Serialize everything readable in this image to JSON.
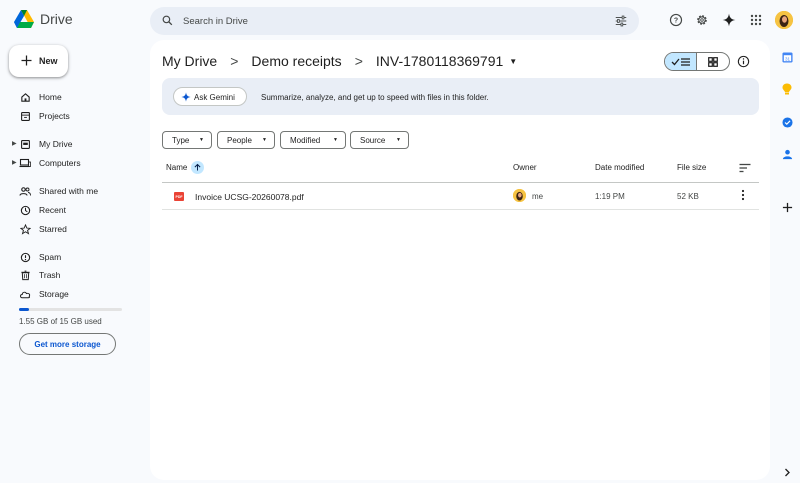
{
  "app": {
    "name": "Drive"
  },
  "search": {
    "placeholder": "Search in Drive"
  },
  "new_button": {
    "label": "New"
  },
  "nav": [
    {
      "label": "Home",
      "icon": "home-icon"
    },
    {
      "label": "Projects",
      "icon": "projects-icon"
    },
    {
      "label": "My Drive",
      "icon": "my-drive-icon"
    },
    {
      "label": "Computers",
      "icon": "computers-icon"
    },
    {
      "label": "Shared with me",
      "icon": "shared-icon"
    },
    {
      "label": "Recent",
      "icon": "clock-icon"
    },
    {
      "label": "Starred",
      "icon": "star-icon"
    },
    {
      "label": "Spam",
      "icon": "spam-icon"
    },
    {
      "label": "Trash",
      "icon": "trash-icon"
    },
    {
      "label": "Storage",
      "icon": "cloud-icon"
    }
  ],
  "storage": {
    "used_text": "1.55 GB of 15 GB used",
    "used_fraction": 0.1,
    "button": "Get more storage"
  },
  "breadcrumb": {
    "items": [
      "My Drive",
      "Demo receipts",
      "INV-1780118369791"
    ],
    "separator": ">"
  },
  "gemini": {
    "button": "Ask Gemini",
    "text": "Summarize, analyze, and get up to speed with files in this folder."
  },
  "filters": [
    "Type",
    "People",
    "Modified",
    "Source"
  ],
  "table": {
    "columns": {
      "name": "Name",
      "owner": "Owner",
      "date": "Date modified",
      "size": "File size"
    },
    "rows": [
      {
        "name": "Invoice UCSG-20260078.pdf",
        "owner": "me",
        "date": "1:19 PM",
        "size": "52 KB",
        "type_badge": "PDF"
      }
    ]
  },
  "colors": {
    "accent": "#0b57d0",
    "selected": "#c2e7ff",
    "surface": "#e9eef6",
    "pdf": "#ea4335"
  }
}
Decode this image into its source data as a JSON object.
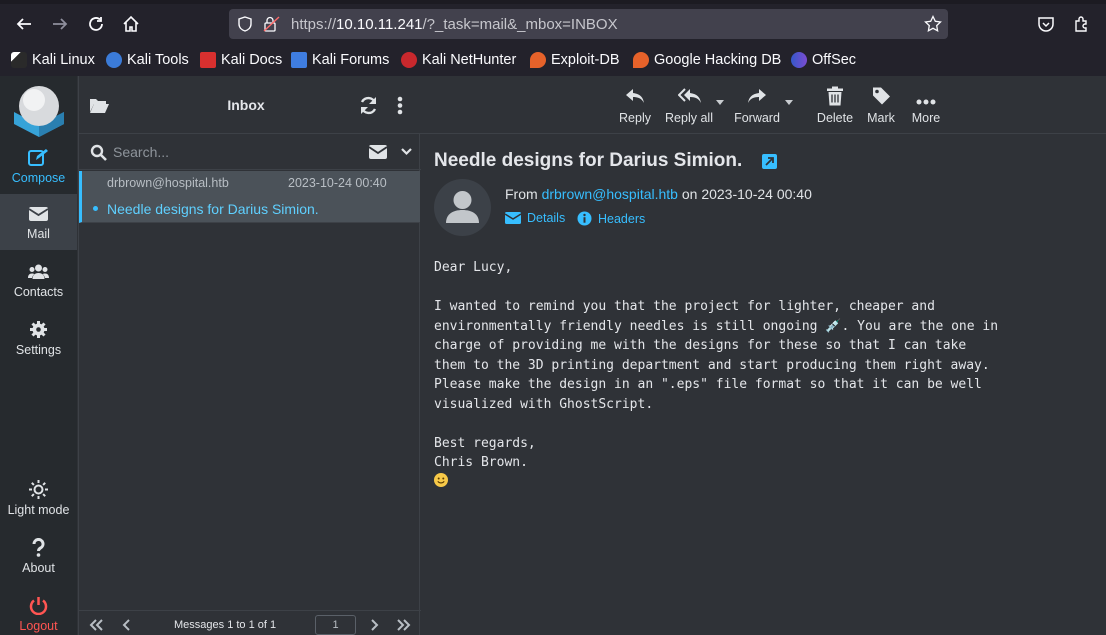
{
  "browser": {
    "url_prefix": "https://",
    "url_host": "10.10.11.241",
    "url_rest": "/?_task=mail&_mbox=INBOX",
    "bookmarks": [
      "Kali Linux",
      "Kali Tools",
      "Kali Docs",
      "Kali Forums",
      "Kali NetHunter",
      "Exploit-DB",
      "Google Hacking DB",
      "OffSec"
    ]
  },
  "sidebar": {
    "compose": "Compose",
    "mail": "Mail",
    "contacts": "Contacts",
    "settings": "Settings",
    "light_mode": "Light mode",
    "about": "About",
    "logout": "Logout"
  },
  "list": {
    "title": "Inbox",
    "search_placeholder": "Search...",
    "messages": [
      {
        "from": "drbrown@hospital.htb",
        "date": "2023-10-24 00:40",
        "subject": "Needle designs for Darius Simion."
      }
    ],
    "pager_text": "Messages 1 to 1 of 1",
    "page": "1"
  },
  "toolbar": {
    "reply": "Reply",
    "reply_all": "Reply all",
    "forward": "Forward",
    "delete": "Delete",
    "mark": "Mark",
    "more": "More"
  },
  "message": {
    "subject": "Needle designs for Darius Simion.",
    "from_prefix": "From",
    "from_email": "drbrown@hospital.htb",
    "on_word": "on",
    "date": "2023-10-24 00:40",
    "details": "Details",
    "headers": "Headers",
    "body": "Dear Lucy,\n\nI wanted to remind you that the project for lighter, cheaper and\nenvironmentally friendly needles is still ongoing 💉. You are the one in\ncharge of providing me with the designs for these so that I can take\nthem to the 3D printing department and start producing them right away.\nPlease make the design in an \".eps\" file format so that it can be well\nvisualized with GhostScript.\n\nBest regards,\nChris Brown."
  },
  "colors": {
    "accent": "#37beff",
    "logout": "#ff5552",
    "panel_bg": "#2f3237",
    "sidebar_bg": "#262a2e"
  }
}
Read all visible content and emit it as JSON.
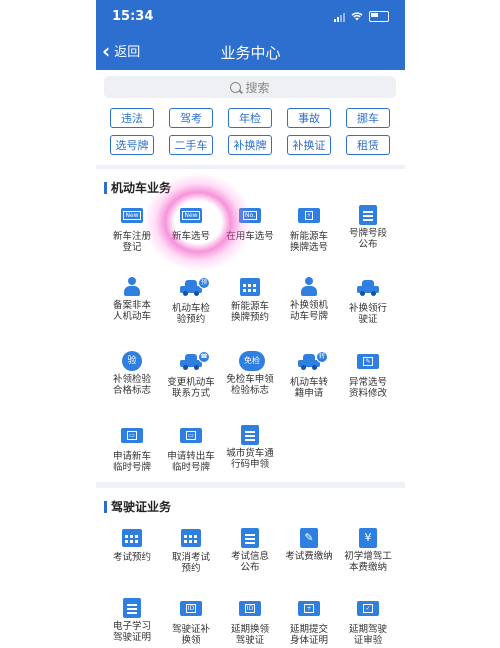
{
  "status": {
    "time": "15:34"
  },
  "nav": {
    "back_label": "返回",
    "title": "业务中心"
  },
  "search": {
    "placeholder": "搜索"
  },
  "quick_buttons": [
    [
      "违法",
      "驾考",
      "年检",
      "事故",
      "挪车"
    ],
    [
      "选号牌",
      "二手车",
      "补换牌",
      "补换证",
      "租赁"
    ]
  ],
  "sections": {
    "vehicle": {
      "title": "机动车业务",
      "items": [
        {
          "label": "新车注册\n登记",
          "icon": "new-card-icon"
        },
        {
          "label": "新车选号",
          "icon": "new-card-icon"
        },
        {
          "label": "在用车选号",
          "icon": "plate-card-icon"
        },
        {
          "label": "新能源车\n换牌选号",
          "icon": "ev-plate-icon"
        },
        {
          "label": "号牌号段\n公布",
          "icon": "document-icon"
        },
        {
          "label": "备案非本\n人机动车",
          "icon": "person-icon"
        },
        {
          "label": "机动车检\n验预约",
          "icon": "car-inspection-icon"
        },
        {
          "label": "新能源车\n换牌预约",
          "icon": "calendar-icon"
        },
        {
          "label": "补换领机\n动车号牌",
          "icon": "person-icon"
        },
        {
          "label": "补换领行\n驶证",
          "icon": "license-car-icon"
        },
        {
          "label": "补领检验\n合格标志",
          "icon": "verify-badge-icon"
        },
        {
          "label": "变更机动车\n联系方式",
          "icon": "car-phone-icon"
        },
        {
          "label": "免检车申领\n检验标志",
          "icon": "exempt-badge-icon"
        },
        {
          "label": "机动车转\n籍申请",
          "icon": "car-transfer-icon"
        },
        {
          "label": "异常选号\n资料修改",
          "icon": "edit-card-icon"
        },
        {
          "label": "申请新车\n临时号牌",
          "icon": "temp-plate-icon"
        },
        {
          "label": "申请转出车\n临时号牌",
          "icon": "temp-plate-icon"
        },
        {
          "label": "城市货车通\n行码申领",
          "icon": "truck-pass-icon"
        }
      ]
    },
    "license": {
      "title": "驾驶证业务",
      "items": [
        {
          "label": "考试预约",
          "icon": "calendar-icon"
        },
        {
          "label": "取消考试\n预约",
          "icon": "calendar-icon"
        },
        {
          "label": "考试信息\n公布",
          "icon": "document-icon"
        },
        {
          "label": "考试费缴纳",
          "icon": "pen-icon"
        },
        {
          "label": "初学增驾工\n本费缴纳",
          "icon": "yuan-icon"
        },
        {
          "label": "电子学习\n驾驶证明",
          "icon": "document-icon"
        },
        {
          "label": "驾驶证补\n换领",
          "icon": "license-icon"
        },
        {
          "label": "延期换领\n驾驶证",
          "icon": "license-icon"
        },
        {
          "label": "延期提交\n身体证明",
          "icon": "license-icon"
        },
        {
          "label": "延期驾驶\n证审验",
          "icon": "license-icon"
        }
      ]
    }
  },
  "colors": {
    "primary": "#2c6fcf",
    "icon": "#2f7fe0",
    "highlight": "#f03cbe"
  }
}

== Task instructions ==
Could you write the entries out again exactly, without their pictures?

== Solution below ==
Serialize everything readable in this image to JSON.
{
  "app": {
    "name": "Drive"
  },
  "search": {
    "placeholder": "Search in Drive"
  },
  "new_button": {
    "label": "New"
  },
  "nav": [
    {
      "label": "Home",
      "icon": "home-icon"
    },
    {
      "label": "Projects",
      "icon": "projects-icon"
    },
    {
      "label": "My Drive",
      "icon": "my-drive-icon"
    },
    {
      "label": "Computers",
      "icon": "computers-icon"
    },
    {
      "label": "Shared with me",
      "icon": "shared-icon"
    },
    {
      "label": "Recent",
      "icon": "clock-icon"
    },
    {
      "label": "Starred",
      "icon": "star-icon"
    },
    {
      "label": "Spam",
      "icon": "spam-icon"
    },
    {
      "label": "Trash",
      "icon": "trash-icon"
    },
    {
      "label": "Storage",
      "icon": "cloud-icon"
    }
  ],
  "storage": {
    "used_text": "1.55 GB of 15 GB used",
    "used_fraction": 0.1,
    "button": "Get more storage"
  },
  "breadcrumb": {
    "items": [
      "My Drive",
      "Demo receipts",
      "INV-1780118369791"
    ],
    "separator": ">"
  },
  "gemini": {
    "button": "Ask Gemini",
    "text": "Summarize, analyze, and get up to speed with files in this folder."
  },
  "filters": [
    "Type",
    "People",
    "Modified",
    "Source"
  ],
  "table": {
    "columns": {
      "name": "Name",
      "owner": "Owner",
      "date": "Date modified",
      "size": "File size"
    },
    "rows": [
      {
        "name": "Invoice UCSG-20260078.pdf",
        "owner": "me",
        "date": "1:19 PM",
        "size": "52 KB",
        "type_badge": "PDF"
      }
    ]
  },
  "colors": {
    "accent": "#0b57d0",
    "selected": "#c2e7ff",
    "surface": "#e9eef6",
    "pdf": "#ea4335"
  }
}
Decode this image into its source data as a JSON object.
{
  "browser": {
    "url_prefix": "https://",
    "url_host": "10.10.11.241",
    "url_rest": "/?_task=mail&_mbox=INBOX",
    "bookmarks": [
      "Kali Linux",
      "Kali Tools",
      "Kali Docs",
      "Kali Forums",
      "Kali NetHunter",
      "Exploit-DB",
      "Google Hacking DB",
      "OffSec"
    ]
  },
  "sidebar": {
    "compose": "Compose",
    "mail": "Mail",
    "contacts": "Contacts",
    "settings": "Settings",
    "light_mode": "Light mode",
    "about": "About",
    "logout": "Logout"
  },
  "list": {
    "title": "Inbox",
    "search_placeholder": "Search...",
    "messages": [
      {
        "from": "drbrown@hospital.htb",
        "date": "2023-10-24 00:40",
        "subject": "Needle designs for Darius Simion."
      }
    ],
    "pager_text": "Messages 1 to 1 of 1",
    "page": "1"
  },
  "toolbar": {
    "reply": "Reply",
    "reply_all": "Reply all",
    "forward": "Forward",
    "delete": "Delete",
    "mark": "Mark",
    "more": "More"
  },
  "message": {
    "subject": "Needle designs for Darius Simion.",
    "from_prefix": "From",
    "from_email": "drbrown@hospital.htb",
    "on_word": "on",
    "date": "2023-10-24 00:40",
    "details": "Details",
    "headers": "Headers",
    "body": "Dear Lucy,\n\nI wanted to remind you that the project for lighter, cheaper and\nenvironmentally friendly needles is still ongoing 💉. You are the one in\ncharge of providing me with the designs for these so that I can take\nthem to the 3D printing department and start producing them right away.\nPlease make the design in an \".eps\" file format so that it can be well\nvisualized with GhostScript.\n\nBest regards,\nChris Brown."
  },
  "colors": {
    "accent": "#37beff",
    "logout": "#ff5552",
    "panel_bg": "#2f3237",
    "sidebar_bg": "#262a2e"
  }
}
Read all visible content and emit it as JSON.
{
  "status": {
    "time": "15:34"
  },
  "nav": {
    "back_label": "返回",
    "title": "业务中心"
  },
  "search": {
    "placeholder": "搜索"
  },
  "quick_buttons": [
    [
      "违法",
      "驾考",
      "年检",
      "事故",
      "挪车"
    ],
    [
      "选号牌",
      "二手车",
      "补换牌",
      "补换证",
      "租赁"
    ]
  ],
  "sections": {
    "vehicle": {
      "title": "机动车业务",
      "items": [
        {
          "label": "新车注册\n登记",
          "icon": "new-card-icon"
        },
        {
          "label": "新车选号",
          "icon": "new-card-icon"
        },
        {
          "label": "在用车选号",
          "icon": "plate-card-icon"
        },
        {
          "label": "新能源车\n换牌选号",
          "icon": "ev-plate-icon"
        },
        {
          "label": "号牌号段\n公布",
          "icon": "document-icon"
        },
        {
          "label": "备案非本\n人机动车",
          "icon": "person-icon"
        },
        {
          "label": "机动车检\n验预约",
          "icon": "car-inspection-icon"
        },
        {
          "label": "新能源车\n换牌预约",
          "icon": "calendar-icon"
        },
        {
          "label": "补换领机\n动车号牌",
          "icon": "person-icon"
        },
        {
          "label": "补换领行\n驶证",
          "icon": "license-car-icon"
        },
        {
          "label": "补领检验\n合格标志",
          "icon": "verify-badge-icon"
        },
        {
          "label": "变更机动车\n联系方式",
          "icon": "car-phone-icon"
        },
        {
          "label": "免检车申领\n检验标志",
          "icon": "exempt-badge-icon"
        },
        {
          "label": "机动车转\n籍申请",
          "icon": "car-transfer-icon"
        },
        {
          "label": "异常选号\n资料修改",
          "icon": "edit-card-icon"
        },
        {
          "label": "申请新车\n临时号牌",
          "icon": "temp-plate-icon"
        },
        {
          "label": "申请转出车\n临时号牌",
          "icon": "temp-plate-icon"
        },
        {
          "label": "城市货车通\n行码申领",
          "icon": "truck-pass-icon"
        }
      ]
    },
    "license": {
      "title": "驾驶证业务",
      "items": [
        {
          "label": "考试预约",
          "icon": "calendar-icon"
        },
        {
          "label": "取消考试\n预约",
          "icon": "calendar-icon"
        },
        {
          "label": "考试信息\n公布",
          "icon": "document-icon"
        },
        {
          "label": "考试费缴纳",
          "icon": "pen-icon"
        },
        {
          "label": "初学增驾工\n本费缴纳",
          "icon": "yuan-icon"
        },
        {
          "label": "电子学习\n驾驶证明",
          "icon": "document-icon"
        },
        {
          "label": "驾驶证补\n换领",
          "icon": "license-icon"
        },
        {
          "label": "延期换领\n驾驶证",
          "icon": "license-icon"
        },
        {
          "label": "延期提交\n身体证明",
          "icon": "license-icon"
        },
        {
          "label": "延期驾驶\n证审验",
          "icon": "license-icon"
        }
      ]
    }
  },
  "colors": {
    "primary": "#2c6fcf",
    "icon": "#2f7fe0",
    "highlight": "#f03cbe"
  }
}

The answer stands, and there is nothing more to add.